» **YOUR INSTRUCTIONS**
Before repeating the entries below, strip out every picture and keep all else as it is.

» **DATASET EXCERPTS**
>>>

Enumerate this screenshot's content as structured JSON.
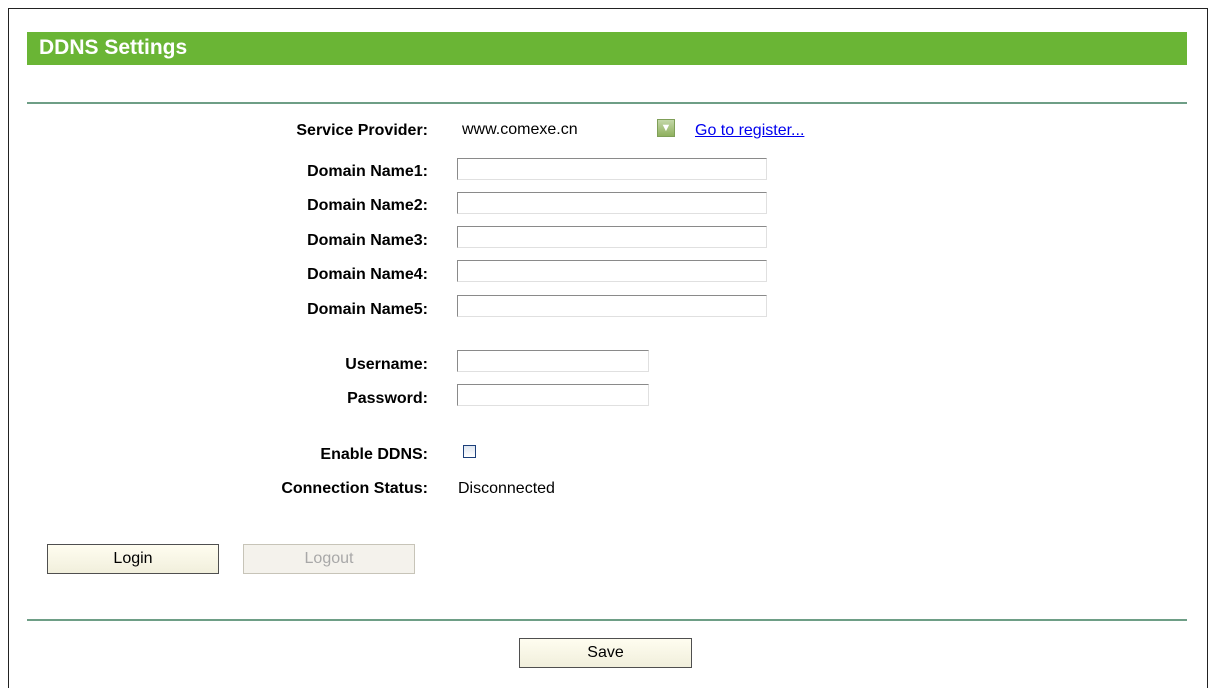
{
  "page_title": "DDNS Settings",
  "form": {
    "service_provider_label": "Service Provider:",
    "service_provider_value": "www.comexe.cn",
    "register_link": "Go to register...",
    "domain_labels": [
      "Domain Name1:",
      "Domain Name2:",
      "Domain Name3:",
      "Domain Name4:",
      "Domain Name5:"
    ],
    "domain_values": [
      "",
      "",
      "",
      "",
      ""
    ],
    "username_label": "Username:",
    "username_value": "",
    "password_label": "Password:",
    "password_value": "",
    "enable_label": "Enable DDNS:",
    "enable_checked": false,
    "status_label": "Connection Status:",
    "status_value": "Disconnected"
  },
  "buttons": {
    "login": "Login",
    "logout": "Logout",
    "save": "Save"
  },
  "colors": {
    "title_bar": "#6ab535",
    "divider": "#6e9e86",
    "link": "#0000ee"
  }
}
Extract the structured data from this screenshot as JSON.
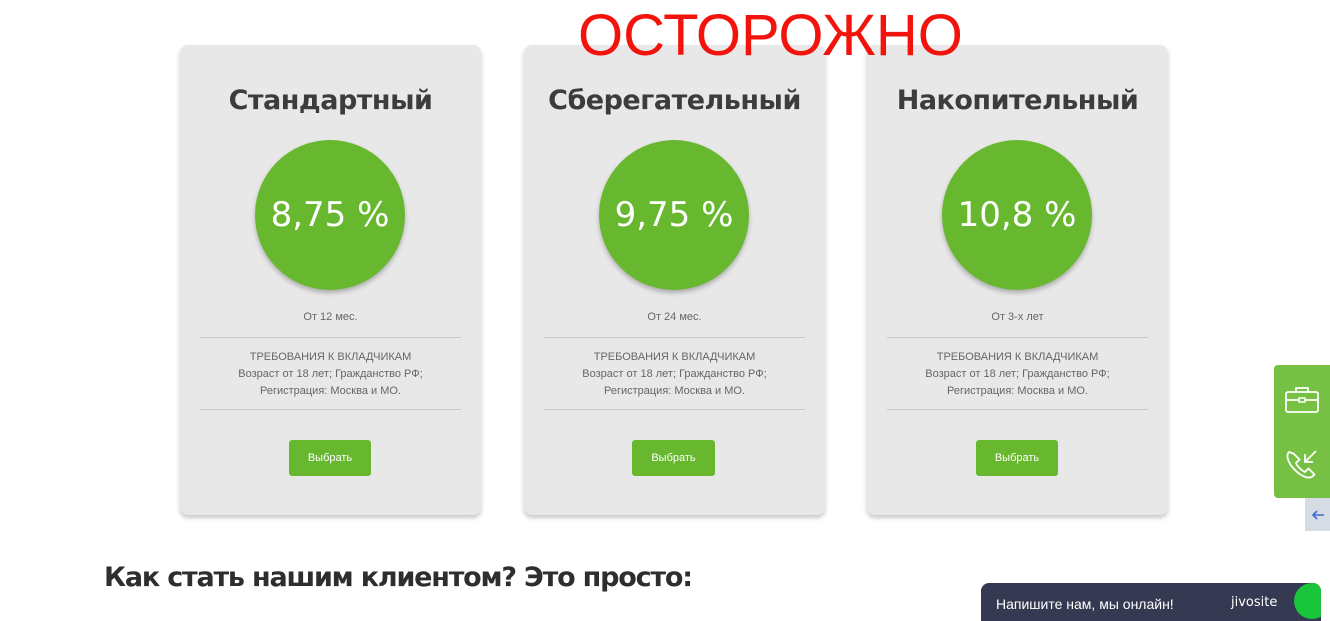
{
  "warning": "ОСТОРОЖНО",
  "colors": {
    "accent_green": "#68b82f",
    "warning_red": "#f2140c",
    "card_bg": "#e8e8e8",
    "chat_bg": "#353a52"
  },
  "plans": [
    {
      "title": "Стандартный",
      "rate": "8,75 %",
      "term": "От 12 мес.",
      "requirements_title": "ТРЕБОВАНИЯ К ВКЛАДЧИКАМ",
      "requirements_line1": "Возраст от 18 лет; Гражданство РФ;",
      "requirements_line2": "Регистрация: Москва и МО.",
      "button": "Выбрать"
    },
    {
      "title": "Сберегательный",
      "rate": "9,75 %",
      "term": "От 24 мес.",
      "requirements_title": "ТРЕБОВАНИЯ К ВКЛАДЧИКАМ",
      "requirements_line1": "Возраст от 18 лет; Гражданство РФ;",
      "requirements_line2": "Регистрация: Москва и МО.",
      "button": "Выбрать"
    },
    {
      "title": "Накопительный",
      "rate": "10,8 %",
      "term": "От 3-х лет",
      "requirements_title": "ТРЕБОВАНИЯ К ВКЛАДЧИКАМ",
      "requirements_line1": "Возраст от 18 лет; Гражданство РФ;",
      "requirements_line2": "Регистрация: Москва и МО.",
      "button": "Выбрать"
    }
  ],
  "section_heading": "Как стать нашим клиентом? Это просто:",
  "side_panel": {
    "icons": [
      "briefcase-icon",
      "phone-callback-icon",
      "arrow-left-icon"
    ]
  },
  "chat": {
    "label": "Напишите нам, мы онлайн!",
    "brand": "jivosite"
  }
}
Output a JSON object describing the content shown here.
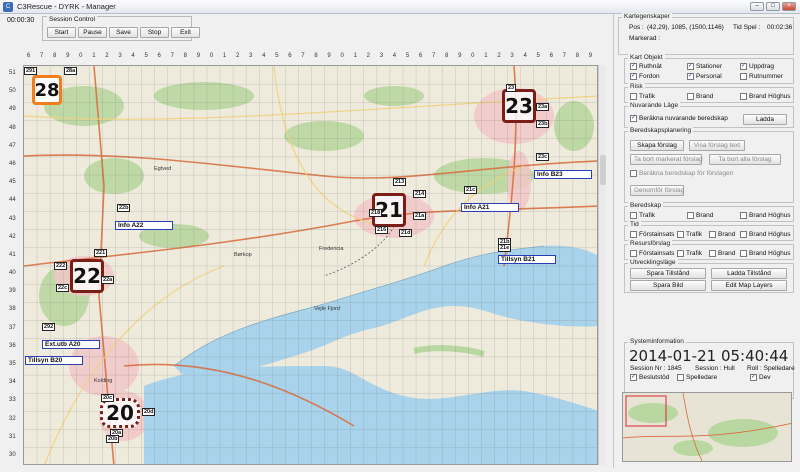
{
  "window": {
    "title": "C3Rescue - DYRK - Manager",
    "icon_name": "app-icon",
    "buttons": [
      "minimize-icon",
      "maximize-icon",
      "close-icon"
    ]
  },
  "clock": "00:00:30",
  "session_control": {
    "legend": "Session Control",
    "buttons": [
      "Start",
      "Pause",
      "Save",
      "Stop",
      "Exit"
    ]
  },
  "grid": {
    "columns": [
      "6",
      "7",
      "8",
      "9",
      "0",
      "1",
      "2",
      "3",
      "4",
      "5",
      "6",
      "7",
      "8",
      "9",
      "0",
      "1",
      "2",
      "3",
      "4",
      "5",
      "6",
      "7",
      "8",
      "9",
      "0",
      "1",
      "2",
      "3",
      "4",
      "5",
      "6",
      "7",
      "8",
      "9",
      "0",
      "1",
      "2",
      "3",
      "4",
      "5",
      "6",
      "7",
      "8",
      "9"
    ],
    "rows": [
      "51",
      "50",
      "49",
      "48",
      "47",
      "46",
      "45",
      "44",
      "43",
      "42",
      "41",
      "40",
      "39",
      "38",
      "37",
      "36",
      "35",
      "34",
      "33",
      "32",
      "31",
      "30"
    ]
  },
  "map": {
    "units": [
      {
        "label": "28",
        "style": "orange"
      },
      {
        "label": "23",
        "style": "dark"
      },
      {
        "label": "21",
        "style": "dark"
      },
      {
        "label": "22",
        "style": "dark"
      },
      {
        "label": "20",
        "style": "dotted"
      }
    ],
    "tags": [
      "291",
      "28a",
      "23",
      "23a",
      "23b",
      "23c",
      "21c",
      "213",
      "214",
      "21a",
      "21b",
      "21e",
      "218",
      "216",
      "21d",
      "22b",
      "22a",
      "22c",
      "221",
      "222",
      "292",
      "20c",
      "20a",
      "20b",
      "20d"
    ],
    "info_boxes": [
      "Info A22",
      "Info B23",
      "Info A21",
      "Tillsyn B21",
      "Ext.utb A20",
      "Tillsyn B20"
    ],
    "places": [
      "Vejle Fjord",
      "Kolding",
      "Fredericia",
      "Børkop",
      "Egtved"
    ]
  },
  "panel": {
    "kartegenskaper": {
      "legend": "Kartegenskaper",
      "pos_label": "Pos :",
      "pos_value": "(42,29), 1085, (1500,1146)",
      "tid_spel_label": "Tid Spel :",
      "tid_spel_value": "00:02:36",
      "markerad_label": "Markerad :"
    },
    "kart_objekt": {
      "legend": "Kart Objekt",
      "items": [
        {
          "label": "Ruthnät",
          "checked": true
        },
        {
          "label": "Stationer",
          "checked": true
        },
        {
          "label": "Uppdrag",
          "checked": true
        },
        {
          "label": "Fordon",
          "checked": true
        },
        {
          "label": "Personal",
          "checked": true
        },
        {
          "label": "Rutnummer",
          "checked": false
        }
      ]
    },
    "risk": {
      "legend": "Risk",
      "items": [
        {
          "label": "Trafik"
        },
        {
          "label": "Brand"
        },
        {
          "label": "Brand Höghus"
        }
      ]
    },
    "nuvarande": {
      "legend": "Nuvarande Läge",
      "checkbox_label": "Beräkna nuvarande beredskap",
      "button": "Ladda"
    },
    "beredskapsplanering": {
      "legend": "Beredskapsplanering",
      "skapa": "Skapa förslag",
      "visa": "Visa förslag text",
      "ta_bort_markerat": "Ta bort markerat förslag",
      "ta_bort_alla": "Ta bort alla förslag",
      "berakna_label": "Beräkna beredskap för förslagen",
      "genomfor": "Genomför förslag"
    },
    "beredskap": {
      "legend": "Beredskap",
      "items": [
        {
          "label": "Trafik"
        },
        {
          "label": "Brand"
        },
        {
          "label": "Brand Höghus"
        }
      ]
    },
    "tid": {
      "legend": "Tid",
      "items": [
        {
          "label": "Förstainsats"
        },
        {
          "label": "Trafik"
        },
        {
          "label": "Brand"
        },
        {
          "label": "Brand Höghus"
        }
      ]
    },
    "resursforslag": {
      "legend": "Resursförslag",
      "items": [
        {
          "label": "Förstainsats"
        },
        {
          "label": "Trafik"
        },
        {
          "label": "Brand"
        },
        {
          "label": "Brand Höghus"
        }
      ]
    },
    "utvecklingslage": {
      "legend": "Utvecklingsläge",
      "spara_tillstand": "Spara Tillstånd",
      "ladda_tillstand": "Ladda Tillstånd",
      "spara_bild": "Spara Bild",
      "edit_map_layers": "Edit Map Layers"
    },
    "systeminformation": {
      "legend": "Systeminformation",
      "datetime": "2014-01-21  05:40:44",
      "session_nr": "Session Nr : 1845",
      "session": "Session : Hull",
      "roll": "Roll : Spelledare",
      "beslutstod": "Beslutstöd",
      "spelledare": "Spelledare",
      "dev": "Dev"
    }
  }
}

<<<

» **PROBLEM SOLUTION**
Enumerate this screenshot's content as structured JSON.
{
  "page_title": "DDNS Settings",
  "form": {
    "service_provider_label": "Service Provider:",
    "service_provider_value": "www.comexe.cn",
    "register_link": "Go to register...",
    "domain_labels": [
      "Domain Name1:",
      "Domain Name2:",
      "Domain Name3:",
      "Domain Name4:",
      "Domain Name5:"
    ],
    "domain_values": [
      "",
      "",
      "",
      "",
      ""
    ],
    "username_label": "Username:",
    "username_value": "",
    "password_label": "Password:",
    "password_value": "",
    "enable_label": "Enable DDNS:",
    "enable_checked": false,
    "status_label": "Connection Status:",
    "status_value": "Disconnected"
  },
  "buttons": {
    "login": "Login",
    "logout": "Logout",
    "save": "Save"
  },
  "colors": {
    "title_bar": "#6ab535",
    "divider": "#6e9e86",
    "link": "#0000ee"
  }
}
Extract the structured data from this screenshot as JSON.
{
  "warning": "ОСТОРОЖНО",
  "colors": {
    "accent_green": "#68b82f",
    "warning_red": "#f2140c",
    "card_bg": "#e8e8e8",
    "chat_bg": "#353a52"
  },
  "plans": [
    {
      "title": "Стандартный",
      "rate": "8,75 %",
      "term": "От 12 мес.",
      "requirements_title": "ТРЕБОВАНИЯ К ВКЛАДЧИКАМ",
      "requirements_line1": "Возраст от 18 лет; Гражданство РФ;",
      "requirements_line2": "Регистрация: Москва и МО.",
      "button": "Выбрать"
    },
    {
      "title": "Сберегательный",
      "rate": "9,75 %",
      "term": "От 24 мес.",
      "requirements_title": "ТРЕБОВАНИЯ К ВКЛАДЧИКАМ",
      "requirements_line1": "Возраст от 18 лет; Гражданство РФ;",
      "requirements_line2": "Регистрация: Москва и МО.",
      "button": "Выбрать"
    },
    {
      "title": "Накопительный",
      "rate": "10,8 %",
      "term": "От 3-х лет",
      "requirements_title": "ТРЕБОВАНИЯ К ВКЛАДЧИКАМ",
      "requirements_line1": "Возраст от 18 лет; Гражданство РФ;",
      "requirements_line2": "Регистрация: Москва и МО.",
      "button": "Выбрать"
    }
  ],
  "section_heading": "Как стать нашим клиентом? Это просто:",
  "side_panel": {
    "icons": [
      "briefcase-icon",
      "phone-callback-icon",
      "arrow-left-icon"
    ]
  },
  "chat": {
    "label": "Напишите нам, мы онлайн!",
    "brand": "jivosite"
  }
}
Output a JSON object describing the content shown here.
{
  "window": {
    "title": "C3Rescue - DYRK - Manager",
    "icon_name": "app-icon",
    "buttons": [
      "minimize-icon",
      "maximize-icon",
      "close-icon"
    ]
  },
  "clock": "00:00:30",
  "session_control": {
    "legend": "Session Control",
    "buttons": [
      "Start",
      "Pause",
      "Save",
      "Stop",
      "Exit"
    ]
  },
  "grid": {
    "columns": [
      "6",
      "7",
      "8",
      "9",
      "0",
      "1",
      "2",
      "3",
      "4",
      "5",
      "6",
      "7",
      "8",
      "9",
      "0",
      "1",
      "2",
      "3",
      "4",
      "5",
      "6",
      "7",
      "8",
      "9",
      "0",
      "1",
      "2",
      "3",
      "4",
      "5",
      "6",
      "7",
      "8",
      "9",
      "0",
      "1",
      "2",
      "3",
      "4",
      "5",
      "6",
      "7",
      "8",
      "9"
    ],
    "rows": [
      "51",
      "50",
      "49",
      "48",
      "47",
      "46",
      "45",
      "44",
      "43",
      "42",
      "41",
      "40",
      "39",
      "38",
      "37",
      "36",
      "35",
      "34",
      "33",
      "32",
      "31",
      "30"
    ]
  },
  "map": {
    "units": [
      {
        "label": "28",
        "style": "orange"
      },
      {
        "label": "23",
        "style": "dark"
      },
      {
        "label": "21",
        "style": "dark"
      },
      {
        "label": "22",
        "style": "dark"
      },
      {
        "label": "20",
        "style": "dotted"
      }
    ],
    "tags": [
      "291",
      "28a",
      "23",
      "23a",
      "23b",
      "23c",
      "21c",
      "213",
      "214",
      "21a",
      "21b",
      "21e",
      "218",
      "216",
      "21d",
      "22b",
      "22a",
      "22c",
      "221",
      "222",
      "292",
      "20c",
      "20a",
      "20b",
      "20d"
    ],
    "info_boxes": [
      "Info A22",
      "Info B23",
      "Info A21",
      "Tillsyn B21",
      "Ext.utb A20",
      "Tillsyn B20"
    ],
    "places": [
      "Vejle Fjord",
      "Kolding",
      "Fredericia",
      "Børkop",
      "Egtved"
    ]
  },
  "panel": {
    "kartegenskaper": {
      "legend": "Kartegenskaper",
      "pos_label": "Pos :",
      "pos_value": "(42,29), 1085, (1500,1146)",
      "tid_spel_label": "Tid Spel :",
      "tid_spel_value": "00:02:36",
      "markerad_label": "Markerad :"
    },
    "kart_objekt": {
      "legend": "Kart Objekt",
      "items": [
        {
          "label": "Ruthnät",
          "checked": true
        },
        {
          "label": "Stationer",
          "checked": true
        },
        {
          "label": "Uppdrag",
          "checked": true
        },
        {
          "label": "Fordon",
          "checked": true
        },
        {
          "label": "Personal",
          "checked": true
        },
        {
          "label": "Rutnummer",
          "checked": false
        }
      ]
    },
    "risk": {
      "legend": "Risk",
      "items": [
        {
          "label": "Trafik"
        },
        {
          "label": "Brand"
        },
        {
          "label": "Brand Höghus"
        }
      ]
    },
    "nuvarande": {
      "legend": "Nuvarande Läge",
      "checkbox_label": "Beräkna nuvarande beredskap",
      "button": "Ladda"
    },
    "beredskapsplanering": {
      "legend": "Beredskapsplanering",
      "skapa": "Skapa förslag",
      "visa": "Visa förslag text",
      "ta_bort_markerat": "Ta bort markerat förslag",
      "ta_bort_alla": "Ta bort alla förslag",
      "berakna_label": "Beräkna beredskap för förslagen",
      "genomfor": "Genomför förslag"
    },
    "beredskap": {
      "legend": "Beredskap",
      "items": [
        {
          "label": "Trafik"
        },
        {
          "label": "Brand"
        },
        {
          "label": "Brand Höghus"
        }
      ]
    },
    "tid": {
      "legend": "Tid",
      "items": [
        {
          "label": "Förstainsats"
        },
        {
          "label": "Trafik"
        },
        {
          "label": "Brand"
        },
        {
          "label": "Brand Höghus"
        }
      ]
    },
    "resursforslag": {
      "legend": "Resursförslag",
      "items": [
        {
          "label": "Förstainsats"
        },
        {
          "label": "Trafik"
        },
        {
          "label": "Brand"
        },
        {
          "label": "Brand Höghus"
        }
      ]
    },
    "utvecklingslage": {
      "legend": "Utvecklingsläge",
      "spara_tillstand": "Spara Tillstånd",
      "ladda_tillstand": "Ladda Tillstånd",
      "spara_bild": "Spara Bild",
      "edit_map_layers": "Edit Map Layers"
    },
    "systeminformation": {
      "legend": "Systeminformation",
      "datetime": "2014-01-21  05:40:44",
      "session_nr": "Session Nr : 1845",
      "session": "Session : Hull",
      "roll": "Roll : Spelledare",
      "beslutstod": "Beslutstöd",
      "spelledare": "Spelledare",
      "dev": "Dev"
    }
  }
}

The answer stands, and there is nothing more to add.